====== Material provided
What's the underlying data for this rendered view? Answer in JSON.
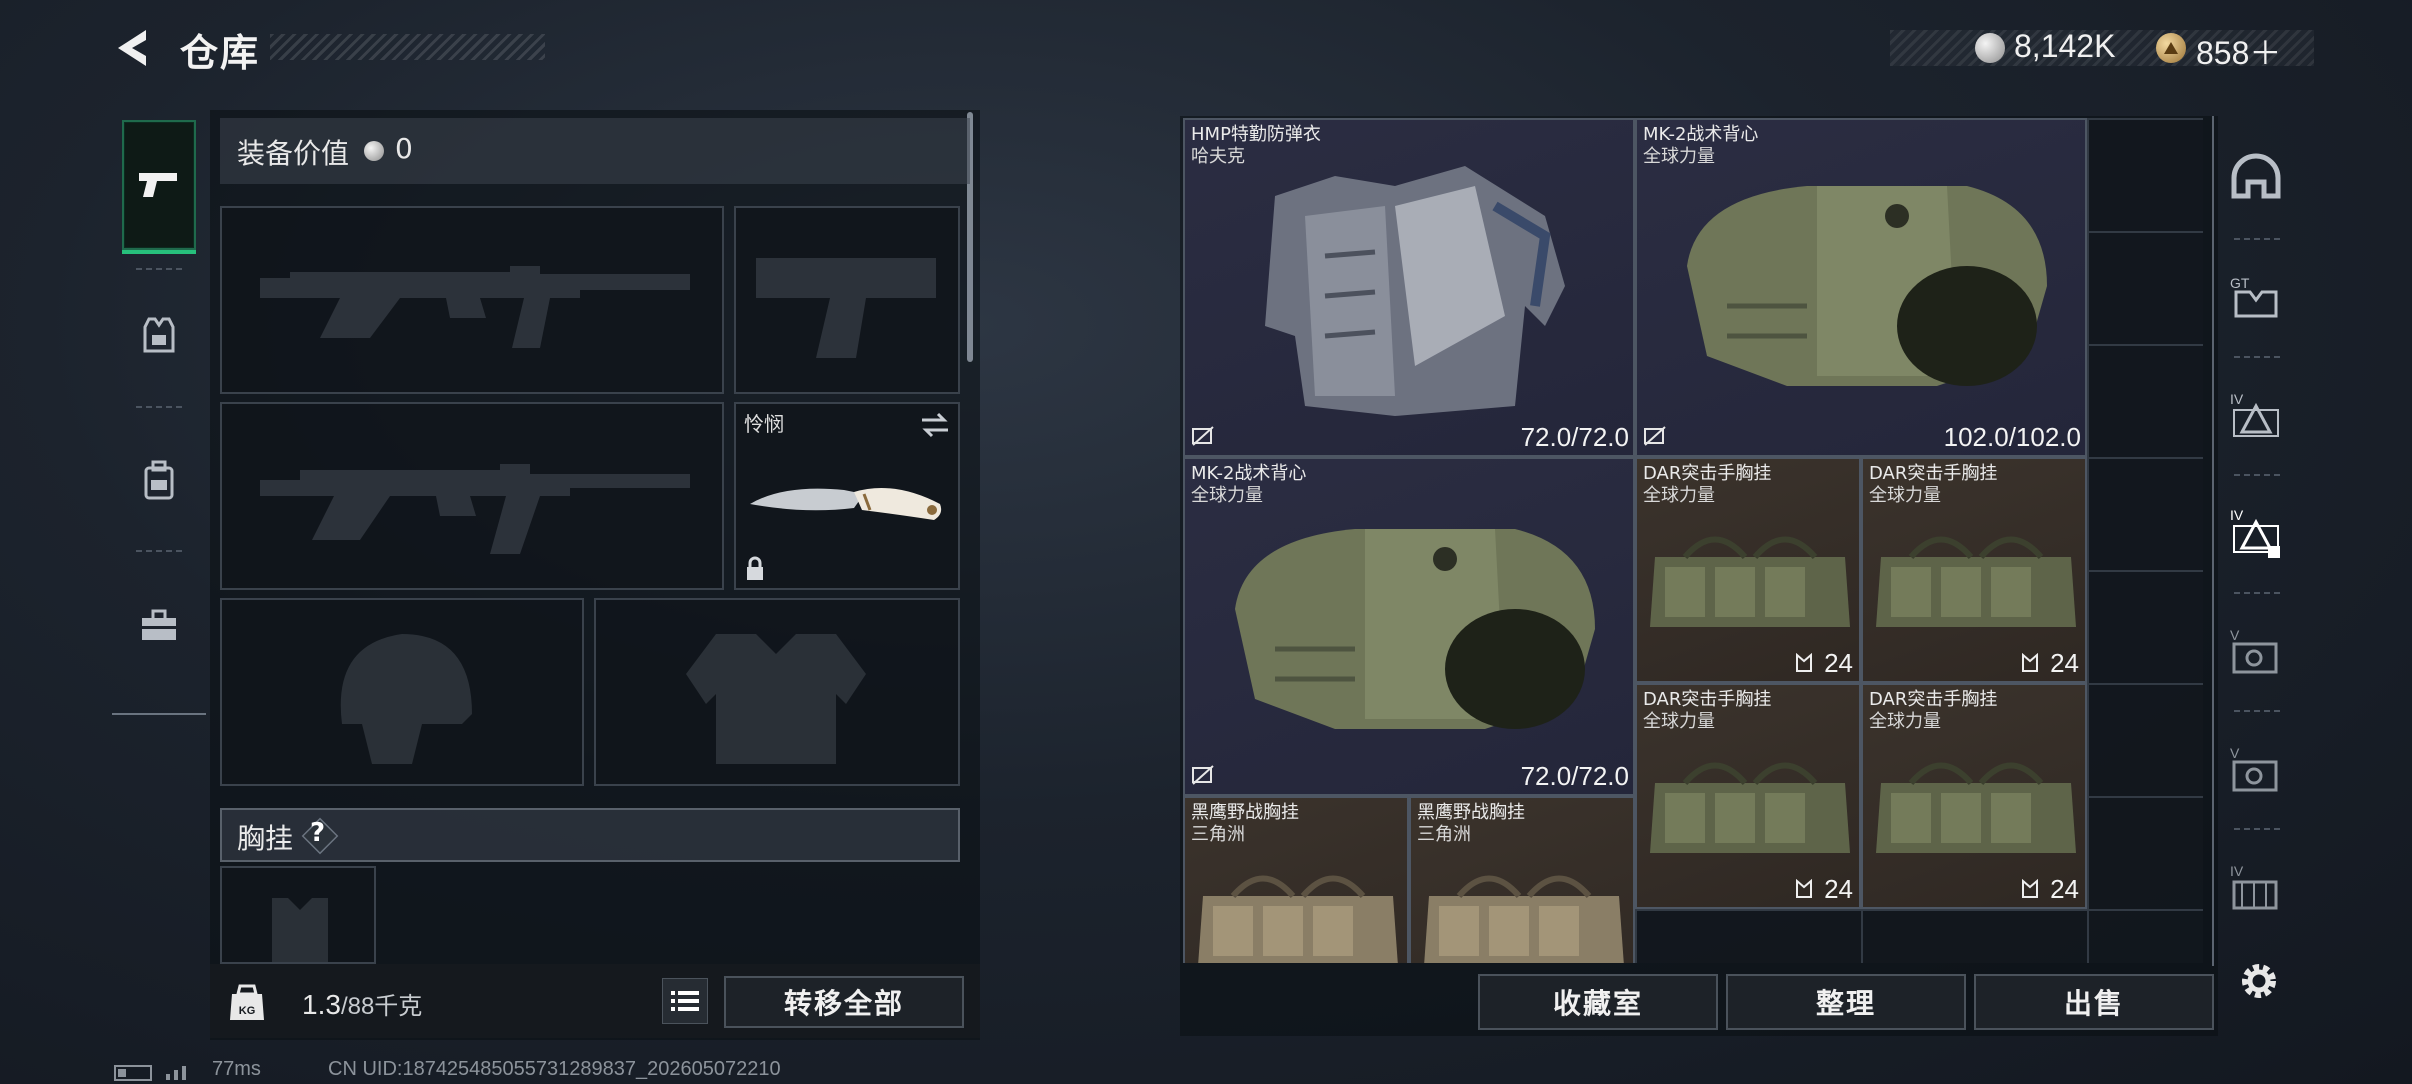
{
  "header": {
    "title": "仓库",
    "silver_amount": "8,142K",
    "gold_amount": "858＋"
  },
  "left_nav": {
    "items": [
      {
        "icon": "pistol-icon",
        "active": true
      },
      {
        "icon": "armor-vest-icon",
        "active": false
      },
      {
        "icon": "backpack-icon",
        "active": false
      },
      {
        "icon": "toolbox-icon",
        "active": false
      }
    ]
  },
  "loadout": {
    "value_label": "装备价值",
    "value": "0",
    "melee_slot_name": "怜悯",
    "chest_rig_label": "胸挂",
    "help_symbol": "?",
    "weight_current": "1.3",
    "weight_max": "/88千克",
    "weight_badge": "KG",
    "transfer_all_label": "转移全部"
  },
  "stash": {
    "items": [
      {
        "name": "HMP特勤防弹衣",
        "brand": "哈夫克",
        "durability": "72.0/72.0",
        "kind": "armor"
      },
      {
        "name": "MK-2战术背心",
        "brand": "全球力量",
        "durability": "102.0/102.0",
        "kind": "armor"
      },
      {
        "name": "MK-2战术背心",
        "brand": "全球力量",
        "durability": "72.0/72.0",
        "kind": "armor"
      },
      {
        "name": "DAR突击手胸挂",
        "brand": "全球力量",
        "count": "24",
        "kind": "rig"
      },
      {
        "name": "DAR突击手胸挂",
        "brand": "全球力量",
        "count": "24",
        "kind": "rig"
      },
      {
        "name": "DAR突击手胸挂",
        "brand": "全球力量",
        "count": "24",
        "kind": "rig"
      },
      {
        "name": "DAR突击手胸挂",
        "brand": "全球力量",
        "count": "24",
        "kind": "rig"
      },
      {
        "name": "黑鹰野战胸挂",
        "brand": "三角洲",
        "kind": "rig"
      },
      {
        "name": "黑鹰野战胸挂",
        "brand": "三角洲",
        "kind": "rig"
      }
    ],
    "rail": [
      {
        "icon": "helmet-filter-icon"
      },
      {
        "icon": "armor-tier-6-icon",
        "label": "GT"
      },
      {
        "icon": "armor-tier-4-icon",
        "label": "IV"
      },
      {
        "icon": "armor-tier-4-locked-icon",
        "label": "IV"
      },
      {
        "icon": "armor-tier-5-icon",
        "label": "V"
      },
      {
        "icon": "armor-tier-5-alt-icon",
        "label": "V"
      },
      {
        "icon": "armor-tier-4-rig-icon",
        "label": "IV"
      }
    ],
    "buttons": {
      "collection": "收藏室",
      "sort": "整理",
      "sell": "出售"
    }
  },
  "status_bar": {
    "ping": "77ms",
    "uid": "CN UID:18742548505573128983​7_202605072210"
  },
  "colors": {
    "accent_green": "#27c07c",
    "armor_tile": "#2b2d42",
    "rig_tile": "#3b332c"
  }
}
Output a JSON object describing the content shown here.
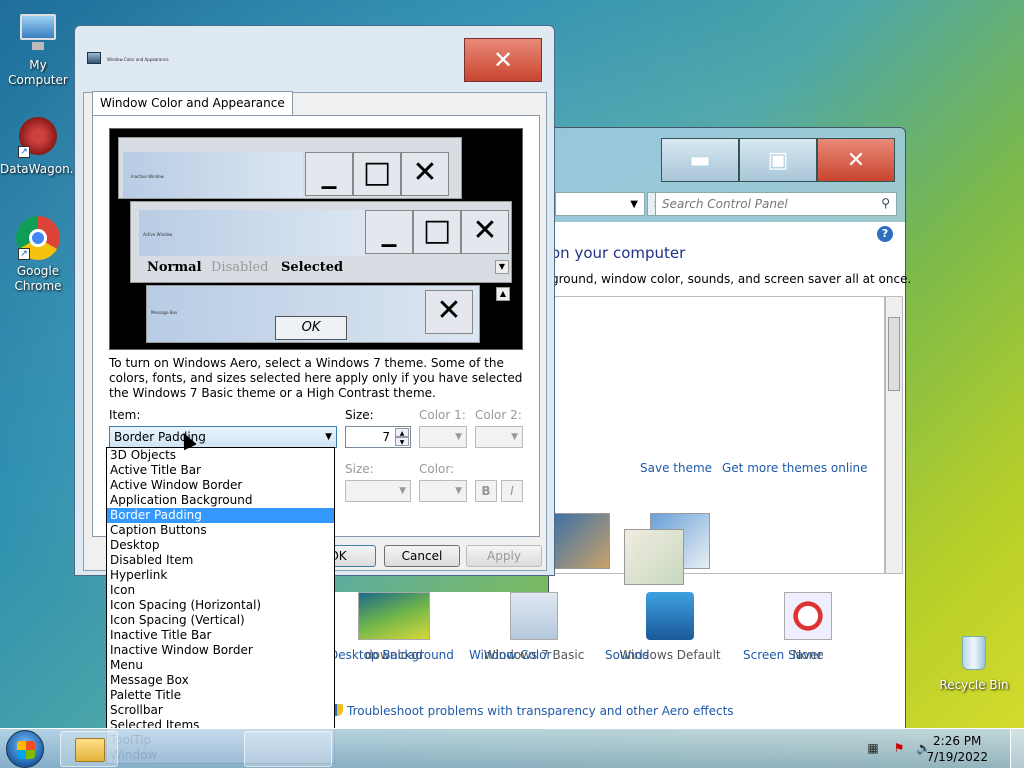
{
  "desktop": {
    "icons": [
      {
        "label": "My Computer"
      },
      {
        "label": "DataWagon..."
      },
      {
        "label": "Google Chrome"
      },
      {
        "label": "Recycle Bin"
      }
    ]
  },
  "control_panel": {
    "search_placeholder": "Search Control Panel",
    "heading": "on your computer",
    "subtitle": "ground, window color, sounds, and screen saver all at once.",
    "save_theme": "Save theme",
    "get_more_themes": "Get more themes online",
    "items": [
      {
        "label": "Desktop Background",
        "value": "download"
      },
      {
        "label": "Window Color",
        "value": "Windows 7 Basic"
      },
      {
        "label": "Sounds",
        "value": "Windows Default"
      },
      {
        "label": "Screen Saver",
        "value": "None"
      }
    ],
    "troubleshoot": "Troubleshoot problems with transparency and other Aero effects"
  },
  "dialog": {
    "title": "Window Color and Appearance",
    "tab": "Window Color and Appearance",
    "preview": {
      "inactive_title": "Inactive Window",
      "active_title": "Active Window",
      "menu_normal": "Normal",
      "menu_disabled": "Disabled",
      "menu_selected": "Selected",
      "message_title": "Message Box",
      "ok": "OK"
    },
    "info": "To turn on Windows Aero, select a Windows 7 theme.  Some of the colors, fonts, and sizes selected here apply only if you have selected the Windows 7 Basic theme or a High Contrast theme.",
    "item_label": "Item:",
    "item_value": "Border Padding",
    "size_label": "Size:",
    "size_value": "7",
    "color1_label": "Color 1:",
    "color2_label": "Color 2:",
    "font_size_label": "Size:",
    "font_color_label": "Color:",
    "bold": "B",
    "italic": "I",
    "ok": "OK",
    "cancel": "Cancel",
    "apply": "Apply",
    "item_options": [
      "3D Objects",
      "Active Title Bar",
      "Active Window Border",
      "Application Background",
      "Border Padding",
      "Caption Buttons",
      "Desktop",
      "Disabled Item",
      "Hyperlink",
      "Icon",
      "Icon Spacing (Horizontal)",
      "Icon Spacing (Vertical)",
      "Inactive Title Bar",
      "Inactive Window Border",
      "Menu",
      "Message Box",
      "Palette Title",
      "Scrollbar",
      "Selected Items",
      "ToolTip",
      "Window"
    ],
    "selected_index": 4
  },
  "taskbar": {
    "time": "2:26 PM",
    "date": "7/19/2022"
  }
}
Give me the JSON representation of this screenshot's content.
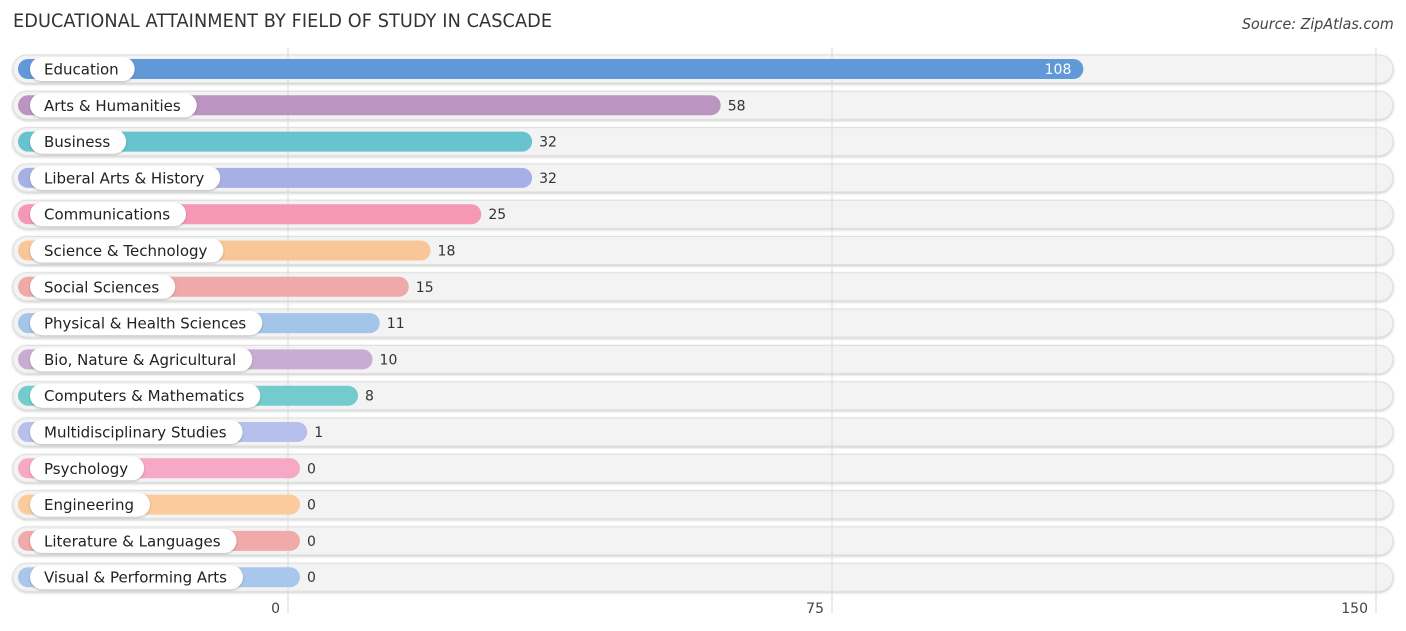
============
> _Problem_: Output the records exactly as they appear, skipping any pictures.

> _Result for this task_:
What's the underlying data for this rendered view? Answer in JSON.
{
  "header": {
    "title": "仓库",
    "silver_amount": "8,142K",
    "gold_amount": "858＋"
  },
  "left_nav": {
    "items": [
      {
        "icon": "pistol-icon",
        "active": true
      },
      {
        "icon": "armor-vest-icon",
        "active": false
      },
      {
        "icon": "backpack-icon",
        "active": false
      },
      {
        "icon": "toolbox-icon",
        "active": false
      }
    ]
  },
  "loadout": {
    "value_label": "装备价值",
    "value": "0",
    "melee_slot_name": "怜悯",
    "chest_rig_label": "胸挂",
    "help_symbol": "?",
    "weight_current": "1.3",
    "weight_max": "/88千克",
    "weight_badge": "KG",
    "transfer_all_label": "转移全部"
  },
  "stash": {
    "items": [
      {
        "name": "HMP特勤防弹衣",
        "brand": "哈夫克",
        "durability": "72.0/72.0",
        "kind": "armor"
      },
      {
        "name": "MK-2战术背心",
        "brand": "全球力量",
        "durability": "102.0/102.0",
        "kind": "armor"
      },
      {
        "name": "MK-2战术背心",
        "brand": "全球力量",
        "durability": "72.0/72.0",
        "kind": "armor"
      },
      {
        "name": "DAR突击手胸挂",
        "brand": "全球力量",
        "count": "24",
        "kind": "rig"
      },
      {
        "name": "DAR突击手胸挂",
        "brand": "全球力量",
        "count": "24",
        "kind": "rig"
      },
      {
        "name": "DAR突击手胸挂",
        "brand": "全球力量",
        "count": "24",
        "kind": "rig"
      },
      {
        "name": "DAR突击手胸挂",
        "brand": "全球力量",
        "count": "24",
        "kind": "rig"
      },
      {
        "name": "黑鹰野战胸挂",
        "brand": "三角洲",
        "kind": "rig"
      },
      {
        "name": "黑鹰野战胸挂",
        "brand": "三角洲",
        "kind": "rig"
      }
    ],
    "rail": [
      {
        "icon": "helmet-filter-icon"
      },
      {
        "icon": "armor-tier-6-icon",
        "label": "GT"
      },
      {
        "icon": "armor-tier-4-icon",
        "label": "IV"
      },
      {
        "icon": "armor-tier-4-locked-icon",
        "label": "IV"
      },
      {
        "icon": "armor-tier-5-icon",
        "label": "V"
      },
      {
        "icon": "armor-tier-5-alt-icon",
        "label": "V"
      },
      {
        "icon": "armor-tier-4-rig-icon",
        "label": "IV"
      }
    ],
    "buttons": {
      "collection": "收藏室",
      "sort": "整理",
      "sell": "出售"
    }
  },
  "status_bar": {
    "ping": "77ms",
    "uid": "CN UID:18742548505573128983​7_202605072210"
  },
  "colors": {
    "accent_green": "#27c07c",
    "armor_tile": "#2b2d42",
    "rig_tile": "#3b332c"
  }
}
Output a JSON object describing the content shown here.
{
  "desktop": {
    "icons": [
      {
        "label": "My Computer"
      },
      {
        "label": "DataWagon..."
      },
      {
        "label": "Google Chrome"
      },
      {
        "label": "Recycle Bin"
      }
    ]
  },
  "control_panel": {
    "search_placeholder": "Search Control Panel",
    "heading": "on your computer",
    "subtitle": "ground, window color, sounds, and screen saver all at once.",
    "save_theme": "Save theme",
    "get_more_themes": "Get more themes online",
    "items": [
      {
        "label": "Desktop Background",
        "value": "download"
      },
      {
        "label": "Window Color",
        "value": "Windows 7 Basic"
      },
      {
        "label": "Sounds",
        "value": "Windows Default"
      },
      {
        "label": "Screen Saver",
        "value": "None"
      }
    ],
    "troubleshoot": "Troubleshoot problems with transparency and other Aero effects"
  },
  "dialog": {
    "title": "Window Color and Appearance",
    "tab": "Window Color and Appearance",
    "preview": {
      "inactive_title": "Inactive Window",
      "active_title": "Active Window",
      "menu_normal": "Normal",
      "menu_disabled": "Disabled",
      "menu_selected": "Selected",
      "message_title": "Message Box",
      "ok": "OK"
    },
    "info": "To turn on Windows Aero, select a Windows 7 theme.  Some of the colors, fonts, and sizes selected here apply only if you have selected the Windows 7 Basic theme or a High Contrast theme.",
    "item_label": "Item:",
    "item_value": "Border Padding",
    "size_label": "Size:",
    "size_value": "7",
    "color1_label": "Color 1:",
    "color2_label": "Color 2:",
    "font_size_label": "Size:",
    "font_color_label": "Color:",
    "bold": "B",
    "italic": "I",
    "ok": "OK",
    "cancel": "Cancel",
    "apply": "Apply",
    "item_options": [
      "3D Objects",
      "Active Title Bar",
      "Active Window Border",
      "Application Background",
      "Border Padding",
      "Caption Buttons",
      "Desktop",
      "Disabled Item",
      "Hyperlink",
      "Icon",
      "Icon Spacing (Horizontal)",
      "Icon Spacing (Vertical)",
      "Inactive Title Bar",
      "Inactive Window Border",
      "Menu",
      "Message Box",
      "Palette Title",
      "Scrollbar",
      "Selected Items",
      "ToolTip",
      "Window"
    ],
    "selected_index": 4
  },
  "taskbar": {
    "time": "2:26 PM",
    "date": "7/19/2022"
  }
}
Give me the JSON representation of this screenshot's content.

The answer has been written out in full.